318.654

Description:

Explores theoretical frameworks for childhood transition to adulthood encompassing developmental psychology and neuroscience theories in the context of crime, delinquency and misconduct. Examines the US justice system in both the historical and present context as they relate to the response and treatment of children and adolescents involved in crimes. Explores and debates public policy questions related to the linkages between illicit drug use, crime, gangs, as well as incarceration, institutionalization and capital punishment for youth.

Learning Objectives:

Upon successfully completing this course, students will be able to:

  1. Explain the historical evolution of thinking and theoretical framework describing the nature of childhood and the transition to adulthood
  2. Identify how crime, delinquency and misconduct involving adolescents and younger children are defined, measured and interpreted in official record data and other sources
  3. Discuss theories of developmental psychology and neuroscience associated with children and adolescents
  4. Classify the justice system’s responses to children and adolescents caught committing crime and engaging in misconduct
  5. Evaluate the treatment of children and adolescents in the U.S. justice system over the last 50 years
  6. Identify the objectives behind institutionalization of youth and the role of reentry.
  7. Examine the relationship between youth crime, illicit drug involvement and the impact of adolescent gang involvement.
  8. Discuss and debate the application of the death penalty in the U.S. to adolescents over time.
  9. Develop and present a policy brief related to an issue in adolscent crime.
Methods of Assessment:

Class participation (10%) based on weekly submission of discussion questions; submission of a 10 page policy brief with a presentation (45%); and submission of a Letter-to-the-Editor reaction to an Op-Ed column related to a topic covered in the class.

Multiterm:

Final grade applies to all terms

Enrollment Restriction:

undergraduates are not permitted in this class

Instructor Consent:

Consent required for all students

Consent Note:

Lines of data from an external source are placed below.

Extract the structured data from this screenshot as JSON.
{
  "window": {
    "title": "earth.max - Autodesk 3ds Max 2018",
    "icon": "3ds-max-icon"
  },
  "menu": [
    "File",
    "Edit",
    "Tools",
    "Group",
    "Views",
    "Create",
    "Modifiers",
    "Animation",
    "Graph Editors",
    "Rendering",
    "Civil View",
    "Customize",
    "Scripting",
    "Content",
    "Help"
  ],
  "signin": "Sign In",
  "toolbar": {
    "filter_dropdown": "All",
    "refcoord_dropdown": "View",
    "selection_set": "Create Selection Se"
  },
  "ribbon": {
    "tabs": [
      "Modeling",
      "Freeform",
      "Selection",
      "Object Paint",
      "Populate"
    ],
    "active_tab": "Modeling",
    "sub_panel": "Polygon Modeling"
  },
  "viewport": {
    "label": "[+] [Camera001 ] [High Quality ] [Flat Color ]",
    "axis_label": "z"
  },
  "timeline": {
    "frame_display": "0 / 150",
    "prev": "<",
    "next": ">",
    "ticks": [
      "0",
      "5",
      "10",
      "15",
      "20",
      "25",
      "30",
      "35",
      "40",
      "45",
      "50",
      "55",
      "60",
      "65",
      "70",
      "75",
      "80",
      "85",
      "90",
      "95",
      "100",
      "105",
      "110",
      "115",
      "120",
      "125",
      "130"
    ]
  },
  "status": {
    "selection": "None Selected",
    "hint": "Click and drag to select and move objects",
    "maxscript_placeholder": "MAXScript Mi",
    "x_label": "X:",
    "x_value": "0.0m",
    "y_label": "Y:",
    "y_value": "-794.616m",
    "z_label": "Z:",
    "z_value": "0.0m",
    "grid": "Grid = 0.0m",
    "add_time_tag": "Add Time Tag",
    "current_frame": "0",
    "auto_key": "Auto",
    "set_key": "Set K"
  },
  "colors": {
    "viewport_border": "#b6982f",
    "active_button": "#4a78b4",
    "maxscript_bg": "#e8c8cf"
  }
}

due to classroom size limits, all students must obtain permission to register for this course.

For consent, contact:

froane@jhsph.edu

Special Comments:

This course will be taught on the Homewood Campus, Wyman Park room 571